**Activity**
Without the pictures, return each record as it appears.

Entries from a dataset of interfaces
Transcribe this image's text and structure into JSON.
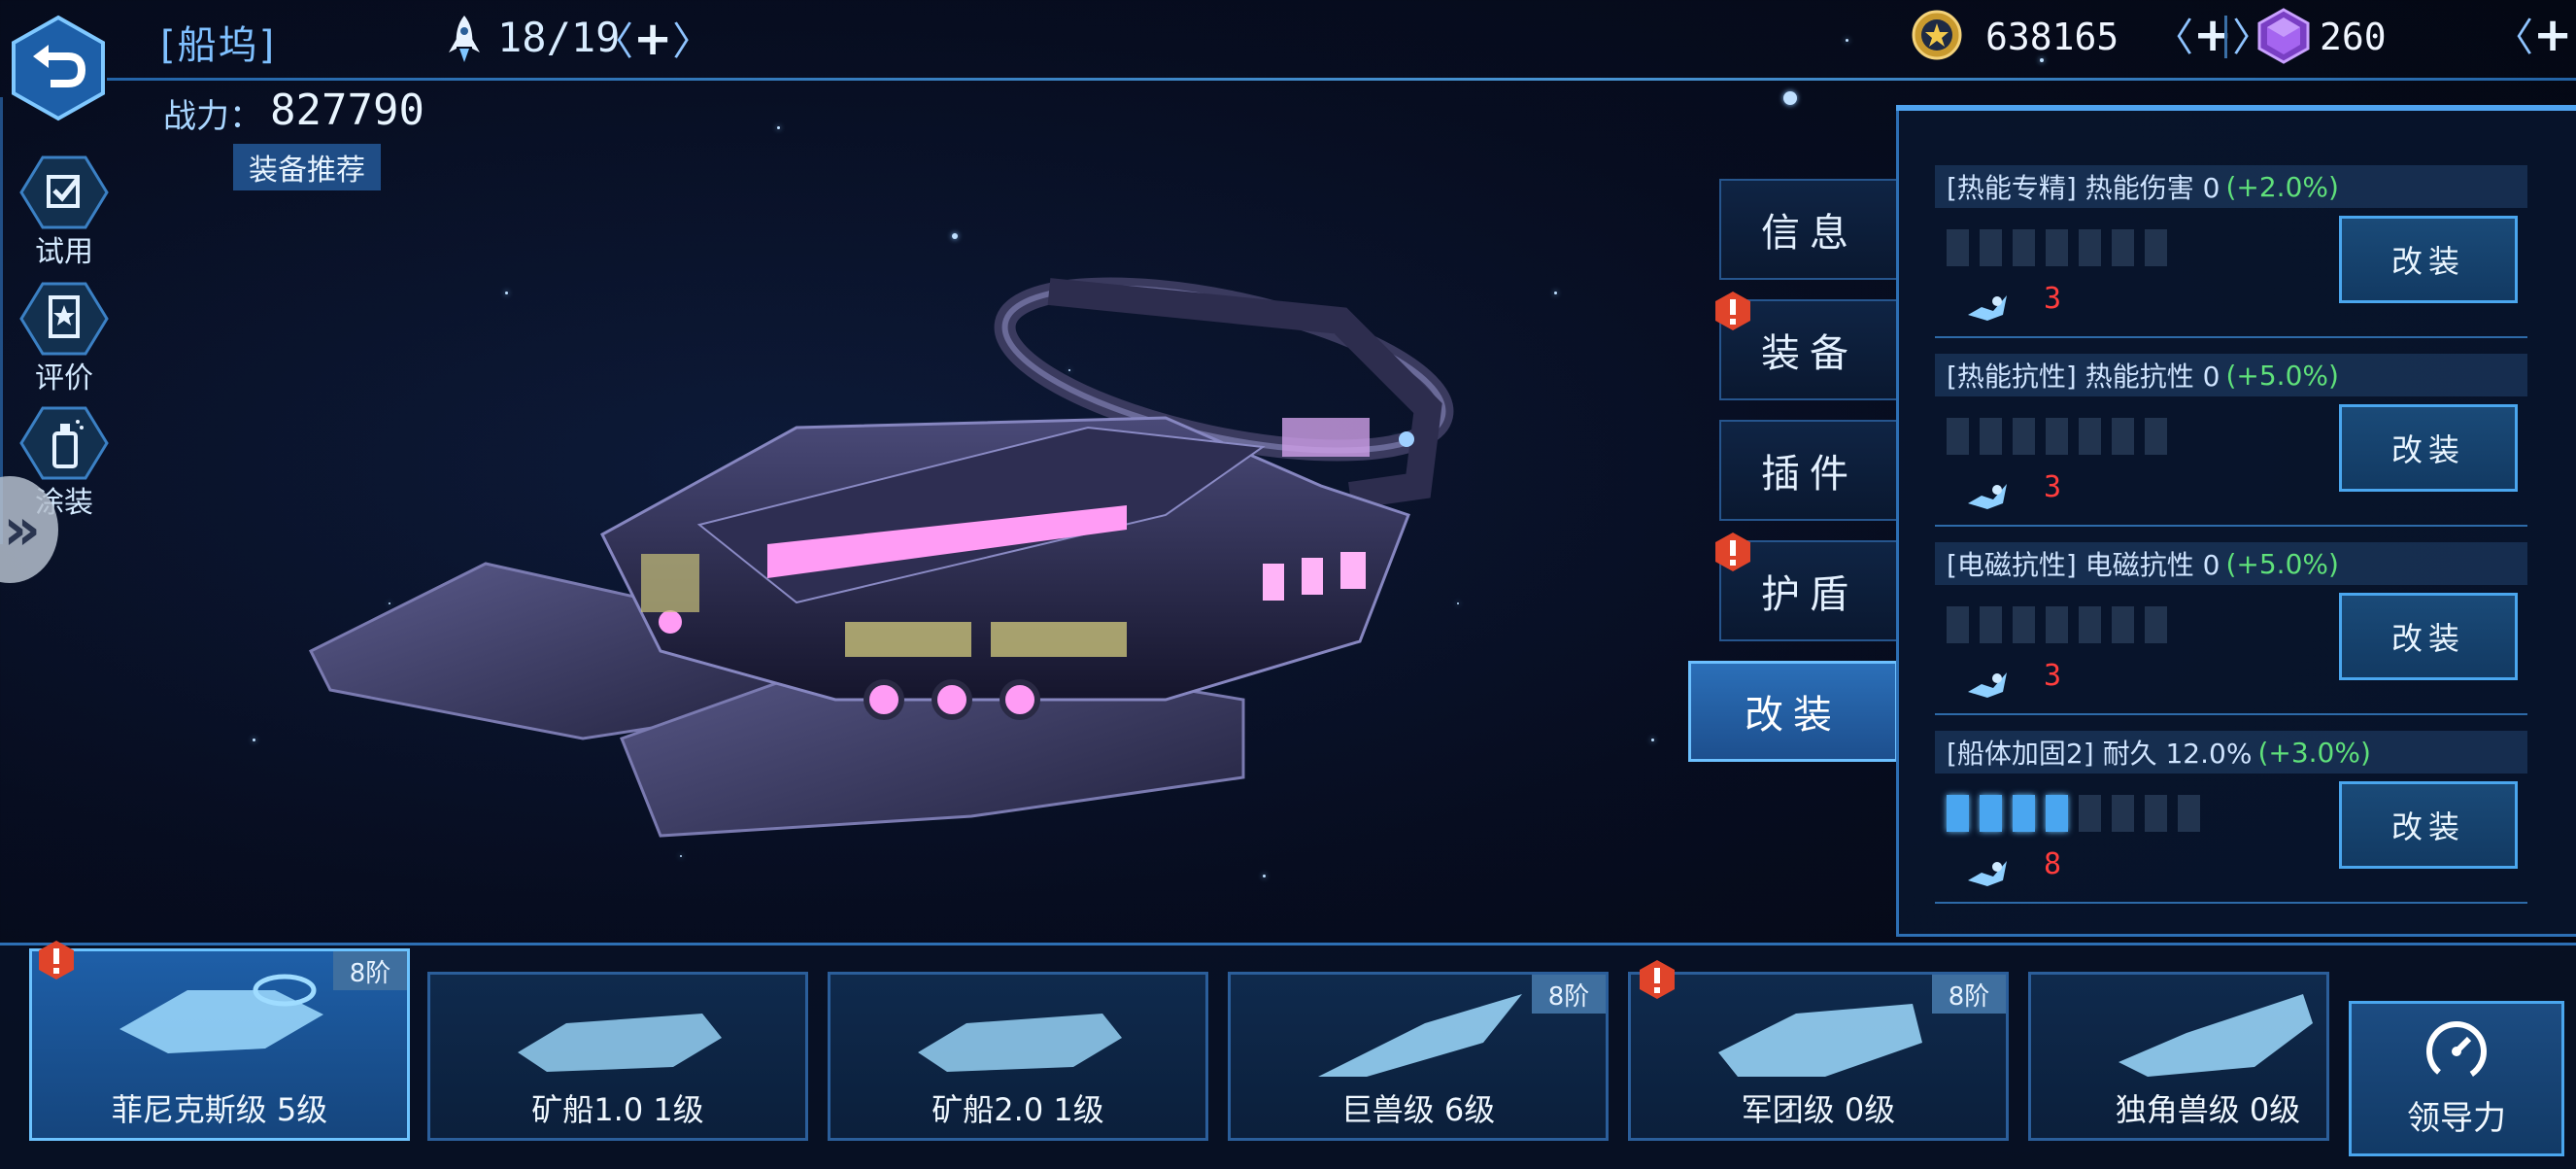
{
  "header": {
    "dock_title": "[船坞]",
    "ship_count": "18/19",
    "power_label": "战力：",
    "power_value": "827790",
    "equip_recommend": "装备推荐",
    "coins": "638165",
    "gems": "260",
    "plus_symbol": "+",
    "bracket_left": "〈",
    "bracket_right": "〉"
  },
  "side_menu": [
    {
      "label": "试用",
      "icon": "checkbox-icon"
    },
    {
      "label": "评价",
      "icon": "star-card-icon"
    },
    {
      "label": "涂装",
      "icon": "spray-can-icon"
    }
  ],
  "tabs": [
    {
      "label": "信息",
      "alert": false
    },
    {
      "label": "装备",
      "alert": true
    },
    {
      "label": "插件",
      "alert": false
    },
    {
      "label": "护盾",
      "alert": true
    },
    {
      "label": "改装",
      "alert": false,
      "active": true
    }
  ],
  "mods": [
    {
      "tag": "[热能专精]",
      "stat": "热能伤害 0",
      "bonus": "(+2.0%)",
      "level": 0,
      "max_level": 7,
      "parts": "3",
      "button": "改装"
    },
    {
      "tag": "[热能抗性]",
      "stat": "热能抗性 0",
      "bonus": "(+5.0%)",
      "level": 0,
      "max_level": 7,
      "parts": "3",
      "button": "改装"
    },
    {
      "tag": "[电磁抗性]",
      "stat": "电磁抗性 0",
      "bonus": "(+5.0%)",
      "level": 0,
      "max_level": 7,
      "parts": "3",
      "button": "改装"
    },
    {
      "tag": "[船体加固2]",
      "stat": "耐久 12.0%",
      "bonus": "(+3.0%)",
      "level": 4,
      "max_level": 8,
      "parts": "8",
      "button": "改装"
    }
  ],
  "ships": [
    {
      "name": "菲尼克斯级 5级",
      "tier": "8阶",
      "alert": true,
      "selected": true
    },
    {
      "name": "矿船1.0 1级",
      "tier": "",
      "alert": false
    },
    {
      "name": "矿船2.0 1级",
      "tier": "",
      "alert": false
    },
    {
      "name": "巨兽级 6级",
      "tier": "8阶",
      "alert": false
    },
    {
      "name": "军团级 0级",
      "tier": "8阶",
      "alert": true
    },
    {
      "name": "独角兽级 0级",
      "tier": "",
      "alert": false
    }
  ],
  "leader_button": "领导力",
  "colors": {
    "accent": "#4aa6f0",
    "bonus_green": "#5fe07a",
    "alert_red": "#e0442a",
    "parts_red": "#ff3d3d"
  }
}
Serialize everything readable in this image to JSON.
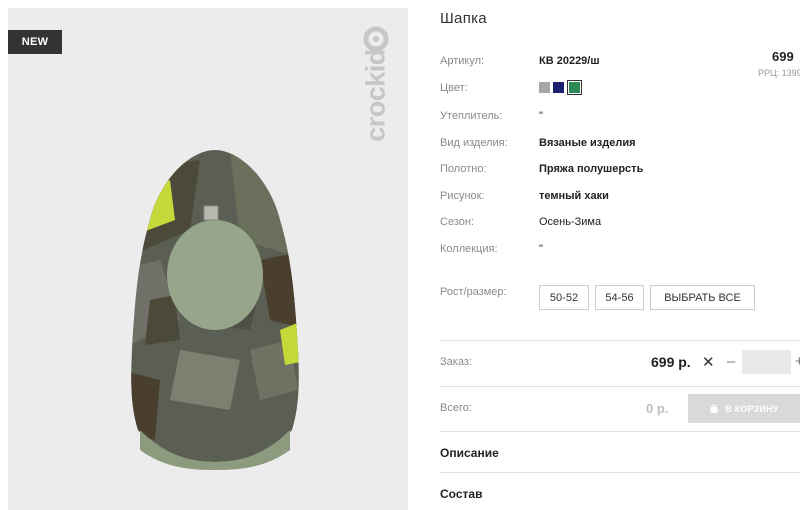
{
  "badge": "NEW",
  "brand": "crockid",
  "product": {
    "title": "Шапка",
    "price_top": "699",
    "rrp": "РРЦ: 1399"
  },
  "specs": [
    {
      "label": "Артикул:",
      "value": "КВ 20229/ш"
    },
    {
      "label": "Цвет:",
      "value": ""
    },
    {
      "label": "Утеплитель:",
      "value": "\""
    },
    {
      "label": "Вид изделия:",
      "value": "Вязаные изделия"
    },
    {
      "label": "Полотно:",
      "value": "Пряжа полушерсть"
    },
    {
      "label": "Рисунок:",
      "value": "темный хаки"
    },
    {
      "label": "Сезон:",
      "value": "Осень-Зима"
    },
    {
      "label": "Коллекция:",
      "value": "\""
    }
  ],
  "swatches": [
    {
      "color": "#a6a6a6",
      "selected": false
    },
    {
      "color": "#1a1f6e",
      "selected": false
    },
    {
      "color": "#2e8a55",
      "selected": true
    }
  ],
  "size_label": "Рост/размер:",
  "sizes": [
    "50-52",
    "54-56"
  ],
  "select_all": "ВЫБРАТЬ ВСЕ",
  "order": {
    "label": "Заказ:",
    "price": "699 р.",
    "times": "✕",
    "minus": "–",
    "plus": "+",
    "qty": ""
  },
  "total": {
    "label": "Всего:",
    "value": "0 р.",
    "cart_button": "В КОРЗИНУ"
  },
  "sections": [
    "Описание",
    "Состав"
  ],
  "colors": {
    "badge_bg": "#333333",
    "gallery_bg": "#ececec",
    "cart_disabled": "#d9d9d9"
  }
}
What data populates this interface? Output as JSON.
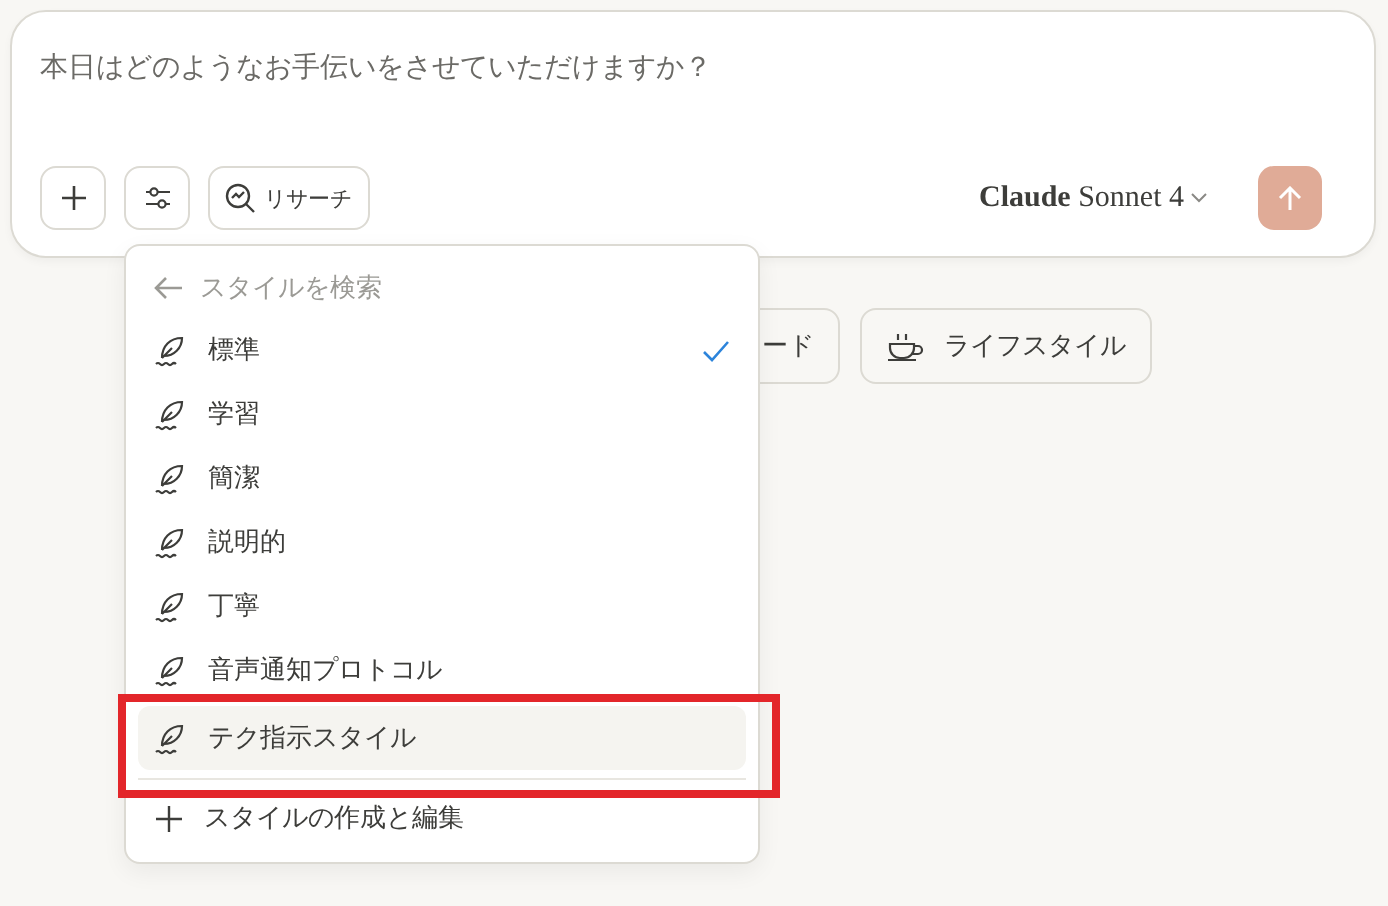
{
  "composer": {
    "placeholder": "本日はどのようなお手伝いをさせていただけますか？",
    "research_label": "リサーチ",
    "model": {
      "brand": "Claude",
      "name": "Sonnet 4"
    }
  },
  "chips": [
    {
      "kind": "code",
      "label": "ード"
    },
    {
      "kind": "lifestyle",
      "label": "ライフスタイル"
    }
  ],
  "style_menu": {
    "search_placeholder": "スタイルを検索",
    "items": [
      {
        "label": "標準",
        "selected": true,
        "highlighted": false
      },
      {
        "label": "学習",
        "selected": false,
        "highlighted": false
      },
      {
        "label": "簡潔",
        "selected": false,
        "highlighted": false
      },
      {
        "label": "説明的",
        "selected": false,
        "highlighted": false
      },
      {
        "label": "丁寧",
        "selected": false,
        "highlighted": false
      },
      {
        "label": "音声通知プロトコル",
        "selected": false,
        "highlighted": false
      },
      {
        "label": "テク指示スタイル",
        "selected": false,
        "highlighted": true
      }
    ],
    "footer": "スタイルの作成と編集"
  }
}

**Output of the exercise**
Transcribe this image's text and structure into JSON.
{
  "header": {
    "dock_title": "[船坞]",
    "ship_count": "18/19",
    "power_label": "战力：",
    "power_value": "827790",
    "equip_recommend": "装备推荐",
    "coins": "638165",
    "gems": "260",
    "plus_symbol": "+",
    "bracket_left": "〈",
    "bracket_right": "〉"
  },
  "side_menu": [
    {
      "label": "试用",
      "icon": "checkbox-icon"
    },
    {
      "label": "评价",
      "icon": "star-card-icon"
    },
    {
      "label": "涂装",
      "icon": "spray-can-icon"
    }
  ],
  "tabs": [
    {
      "label": "信息",
      "alert": false
    },
    {
      "label": "装备",
      "alert": true
    },
    {
      "label": "插件",
      "alert": false
    },
    {
      "label": "护盾",
      "alert": true
    },
    {
      "label": "改装",
      "alert": false,
      "active": true
    }
  ],
  "mods": [
    {
      "tag": "[热能专精]",
      "stat": "热能伤害 0",
      "bonus": "(+2.0%)",
      "level": 0,
      "max_level": 7,
      "parts": "3",
      "button": "改装"
    },
    {
      "tag": "[热能抗性]",
      "stat": "热能抗性 0",
      "bonus": "(+5.0%)",
      "level": 0,
      "max_level": 7,
      "parts": "3",
      "button": "改装"
    },
    {
      "tag": "[电磁抗性]",
      "stat": "电磁抗性 0",
      "bonus": "(+5.0%)",
      "level": 0,
      "max_level": 7,
      "parts": "3",
      "button": "改装"
    },
    {
      "tag": "[船体加固2]",
      "stat": "耐久 12.0%",
      "bonus": "(+3.0%)",
      "level": 4,
      "max_level": 8,
      "parts": "8",
      "button": "改装"
    }
  ],
  "ships": [
    {
      "name": "菲尼克斯级 5级",
      "tier": "8阶",
      "alert": true,
      "selected": true
    },
    {
      "name": "矿船1.0 1级",
      "tier": "",
      "alert": false
    },
    {
      "name": "矿船2.0 1级",
      "tier": "",
      "alert": false
    },
    {
      "name": "巨兽级 6级",
      "tier": "8阶",
      "alert": false
    },
    {
      "name": "军团级 0级",
      "tier": "8阶",
      "alert": true
    },
    {
      "name": "独角兽级 0级",
      "tier": "",
      "alert": false
    }
  ],
  "leader_button": "领导力",
  "colors": {
    "accent": "#4aa6f0",
    "bonus_green": "#5fe07a",
    "alert_red": "#e0442a",
    "parts_red": "#ff3d3d"
  }
}
Serialize everything readable in this image to JSON.
{
  "badge": "NEW",
  "brand": "crockid",
  "product": {
    "title": "Шапка",
    "price_top": "699",
    "rrp": "РРЦ: 1399"
  },
  "specs": [
    {
      "label": "Артикул:",
      "value": "КВ 20229/ш"
    },
    {
      "label": "Цвет:",
      "value": ""
    },
    {
      "label": "Утеплитель:",
      "value": "\""
    },
    {
      "label": "Вид изделия:",
      "value": "Вязаные изделия"
    },
    {
      "label": "Полотно:",
      "value": "Пряжа полушерсть"
    },
    {
      "label": "Рисунок:",
      "value": "темный хаки"
    },
    {
      "label": "Сезон:",
      "value": "Осень-Зима"
    },
    {
      "label": "Коллекция:",
      "value": "\""
    }
  ],
  "swatches": [
    {
      "color": "#a6a6a6",
      "selected": false
    },
    {
      "color": "#1a1f6e",
      "selected": false
    },
    {
      "color": "#2e8a55",
      "selected": true
    }
  ],
  "size_label": "Рост/размер:",
  "sizes": [
    "50-52",
    "54-56"
  ],
  "select_all": "ВЫБРАТЬ ВСЕ",
  "order": {
    "label": "Заказ:",
    "price": "699 р.",
    "times": "✕",
    "minus": "–",
    "plus": "+",
    "qty": ""
  },
  "total": {
    "label": "Всего:",
    "value": "0 р.",
    "cart_button": "В КОРЗИНУ"
  },
  "sections": [
    "Описание",
    "Состав"
  ],
  "colors": {
    "badge_bg": "#333333",
    "gallery_bg": "#ececec",
    "cart_disabled": "#d9d9d9"
  }
}
What data populates this interface? Output as JSON.
{
  "composer": {
    "placeholder": "本日はどのようなお手伝いをさせていただけますか？",
    "research_label": "リサーチ",
    "model": {
      "brand": "Claude",
      "name": "Sonnet 4"
    }
  },
  "chips": [
    {
      "kind": "code",
      "label": "ード"
    },
    {
      "kind": "lifestyle",
      "label": "ライフスタイル"
    }
  ],
  "style_menu": {
    "search_placeholder": "スタイルを検索",
    "items": [
      {
        "label": "標準",
        "selected": true,
        "highlighted": false
      },
      {
        "label": "学習",
        "selected": false,
        "highlighted": false
      },
      {
        "label": "簡潔",
        "selected": false,
        "highlighted": false
      },
      {
        "label": "説明的",
        "selected": false,
        "highlighted": false
      },
      {
        "label": "丁寧",
        "selected": false,
        "highlighted": false
      },
      {
        "label": "音声通知プロトコル",
        "selected": false,
        "highlighted": false
      },
      {
        "label": "テク指示スタイル",
        "selected": false,
        "highlighted": true
      }
    ],
    "footer": "スタイルの作成と編集"
  }
}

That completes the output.